The Interior Department decision is a devastating blow to environmentalists, who have pressed the Obama administration to reject proposals for offshore Arctic drilling. Environmentalists say that a drilling accident in the icy and treacherous Arctic waters could have far more devastating consequences than the deadly Gulf of Mexico oil spill of 2010, when an oil rig explosion killed 11 men and sent millions of barrels of oil spewing into the water.

The move came just four months after the Obama administration opened up a portion of the Atlantic coast to new offshore drilling, adding a new chapter to the president’s environmental legacy.

On some fronts, President Obama has pursued the most ambitious environmental agenda of any president, issuing new regulations designed to curb climate change, working toward an international global warming accord, and using his executive powers to put public lands off-limits from development. But he has also sought to balance those moves by opening up untouched federal waters to new oil and gas drilling.

The Interior Department’s approval of the drilling was conditional on Shell’s receiving approval of a series of remaining drilling permits for the project.

“The approval of our Revised Chukchi Sea Exploration Plan is an important milestone and signals the confidence regulators have in our plan,” said Curtis Smith, a spokesman for Shell. “However, before operations can begin this summer, it’s imperative that the remainder of our permits be practical, and delivered in a timely manner. In the meantime, we will continue to test and prepare our contractors, assets and contingency plans against the high bar stakeholders and regulators expect of an Arctic operator.”

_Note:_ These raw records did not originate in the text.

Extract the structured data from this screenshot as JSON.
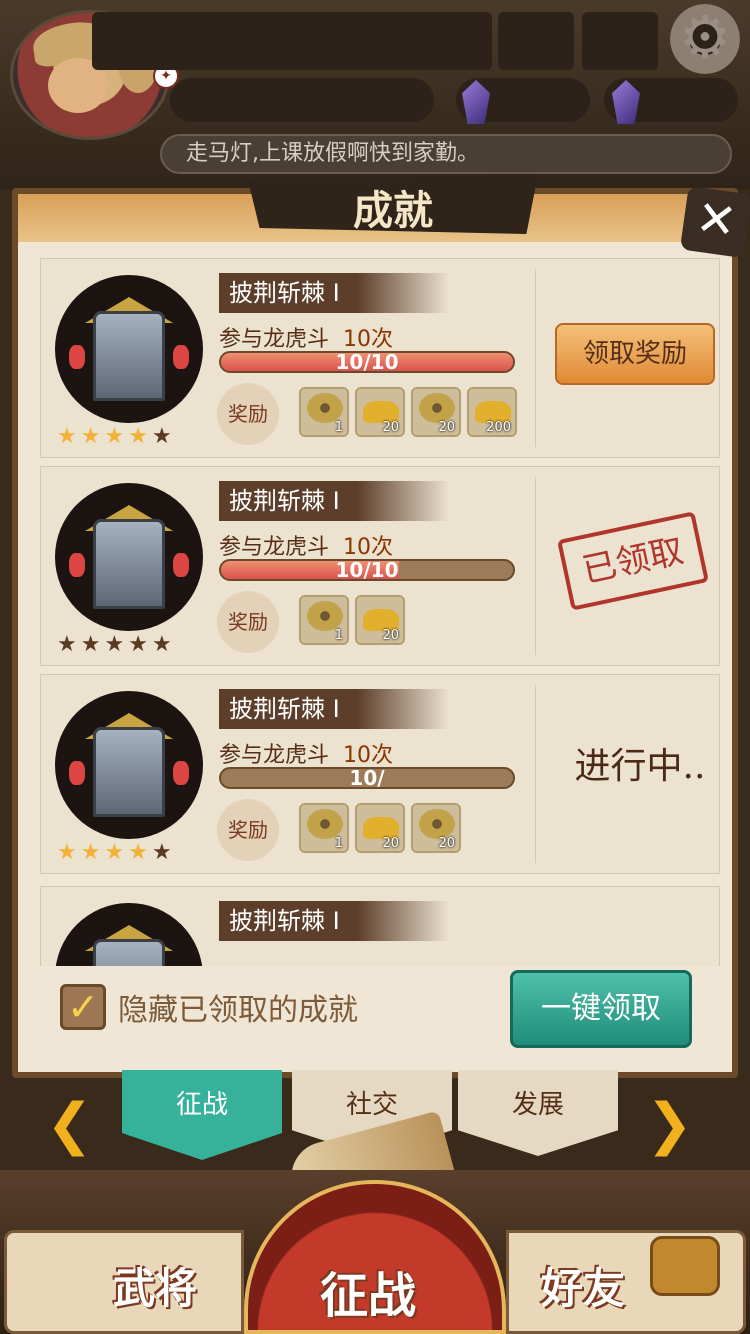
{
  "marquee": "走马灯,上课放假啊快到家勤。",
  "panel": {
    "title": "成就",
    "close_icon": "✕"
  },
  "achievements": [
    {
      "title": "披荆斩棘 Ⅰ",
      "task": "参与龙虎斗",
      "count": "10次",
      "progress_text": "10/10",
      "progress": 1.0,
      "reward_label": "奖励",
      "stars": [
        1,
        1,
        1,
        1,
        0
      ],
      "status": "claim",
      "items": [
        {
          "type": "coin",
          "qty": "1"
        },
        {
          "type": "ingot",
          "qty": "20"
        },
        {
          "type": "coin",
          "qty": "20"
        },
        {
          "type": "ingot",
          "qty": "200"
        }
      ]
    },
    {
      "title": "披荆斩棘 Ⅰ",
      "task": "参与龙虎斗",
      "count": "10次",
      "progress_text": "10/10",
      "progress": 0.61,
      "reward_label": "奖励",
      "stars": [
        0,
        0,
        0,
        0,
        0
      ],
      "status": "claimed",
      "items": [
        {
          "type": "coin",
          "qty": "1"
        },
        {
          "type": "ingot",
          "qty": "20"
        }
      ]
    },
    {
      "title": "披荆斩棘 Ⅰ",
      "task": "参与龙虎斗",
      "count": "10次",
      "progress_text": "10/",
      "progress": 0.0,
      "reward_label": "奖励",
      "stars": [
        1,
        1,
        1,
        1,
        0
      ],
      "status": "in_progress",
      "items": [
        {
          "type": "coin",
          "qty": "1"
        },
        {
          "type": "ingot",
          "qty": "20"
        },
        {
          "type": "coin",
          "qty": "20"
        }
      ]
    },
    {
      "title": "披荆斩棘 Ⅰ"
    }
  ],
  "labels": {
    "claim_button": "领取奖励",
    "claimed_stamp": "已领取",
    "in_progress": "进行中..",
    "hide_claimed": "隐藏已领取的成就",
    "claim_all": "一键领取"
  },
  "tabs": [
    {
      "label": "征战",
      "active": true
    },
    {
      "label": "社交",
      "active": false
    },
    {
      "label": "发展",
      "active": false
    }
  ],
  "bottom_nav": {
    "left": "武将",
    "center": "征战",
    "right": "好友"
  },
  "colors": {
    "task_text": "#572F17",
    "count_text": "#8A3601",
    "hide_text": "#7C5B3A",
    "accent_green": "#36B29A"
  }
}
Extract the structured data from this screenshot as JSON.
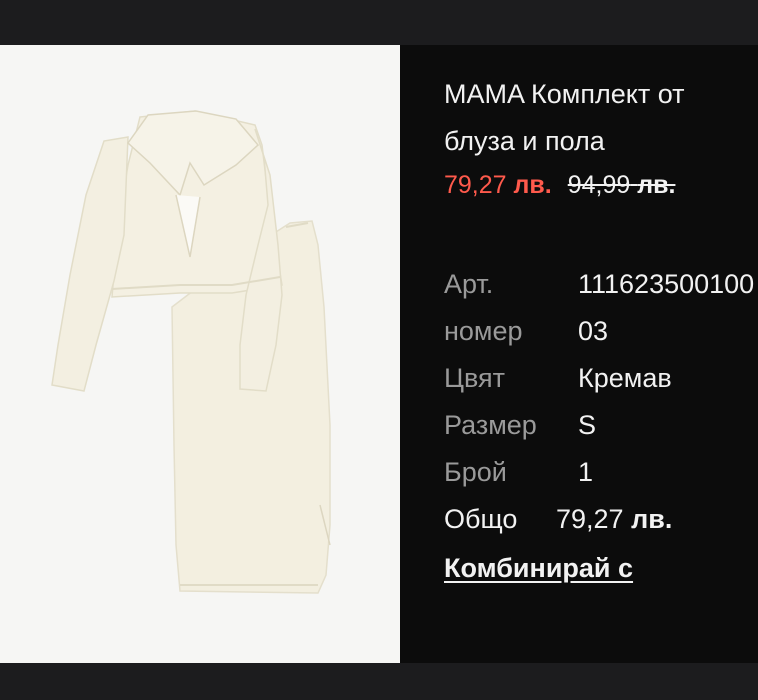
{
  "product": {
    "title": "MAMA Комплект от блуза и пола",
    "price_current": "79,27",
    "price_old": "94,99",
    "currency": "лв.",
    "image_alt": "Cream blouse and skirt set",
    "colors": {
      "sale": "#ff5a4c",
      "fabric": "#f3efe0"
    }
  },
  "details": {
    "art_label_1": "Арт.",
    "art_label_2": "номер",
    "art_value_1": "111623500100",
    "art_value_2": "03",
    "color_label": "Цвят",
    "color_value": "Кремав",
    "size_label": "Размер",
    "size_value": "S",
    "qty_label": "Брой",
    "qty_value": "1",
    "total_label": "Общо",
    "total_value": "79,27",
    "total_currency": "лв."
  },
  "actions": {
    "combine_link": "Комбинирай с"
  }
}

Environmental groups denounced the move and said that Shell had not demonstrated that it can drill safely in the Arctic Ocean.

“Once again, our government has rushed to approve risky and ill-conceived exploration in one of the most remote and important places on Earth,” said Susan Murray, a vice president of Oceana, an environmental group. “Shell’s need to validate its poorly planned investment in the U.S. Arctic Ocean is not a good reason for the government to allow the company to put our ocean resources at risk. Shell has not shown that it is prepared to operate responsibly in the Arctic Ocean, and neither the company nor our government has been willing to fully and fairly evaluate the risks of Shell’s proposal.”

The Obama administration had initially granted Shell a permit to begin offshore Arctic drilling in the summer of 2012. However, the company’s first forays into exploring the new waters were plagued with numerous safety and operational problems. Two of its oil rigs ran aground and had to be towed to safety. In 2013, the Interior Department said the company could not resume drilling until all safety issues were addressed.

In a review of the company’s performance in the Arctic, the department concluded that Shell had failed in a wide range of basic operational tasks, like supervision of contractors that performed critical work.

The report was harshly critical of Shell management, which acknowledged that it was unprepared for the problems it encountered operating in the unforgiving Arctic environment.